Broadly construed, communication includes both the sending and receiving of information over distances in space and/or time. My research examines nonverbal aspects of interpersonal communication with an emphasis on visual communication, including both the encoding (i.e., production) and decoding (i.e., perception) of cues that convey messages to others. While we know quite a lot about how verbal messages operate in communication, we know considerably less about how nonverbal cues such as the body’s shape and motion communicate information to observers. Yet my research shows these messages are crucially important in interpersonal communication.

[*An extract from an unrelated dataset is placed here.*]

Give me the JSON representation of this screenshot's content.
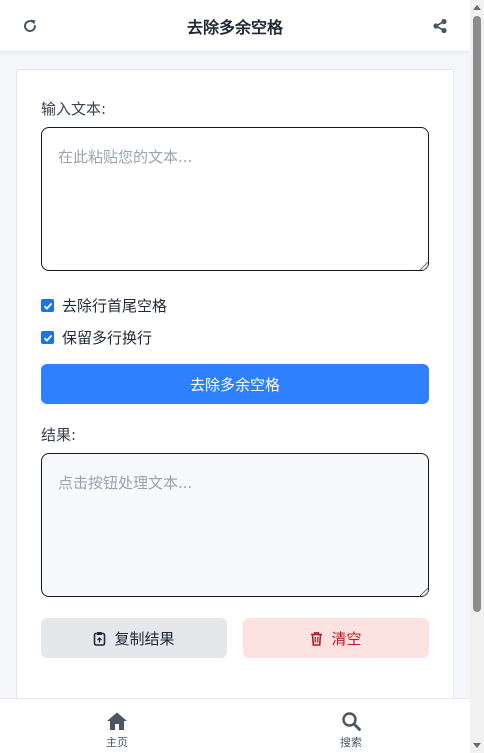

Thus, my research aims to understand the interpersonal messages that are sent by face and body cues. Central questions include: How/why does the way that we move our bodies communicate whether we are a man or woman, gay/lesbian or heterosexual, angry or sad? and How do overlapping categories–for instance that a person is both Black and male–affect the way that we interpret messages from nonverbal cues? The answers to such questions have important implications for interpersonal communication, altering not only the interpretation of actions and but also leading to biases that can foster discrimination.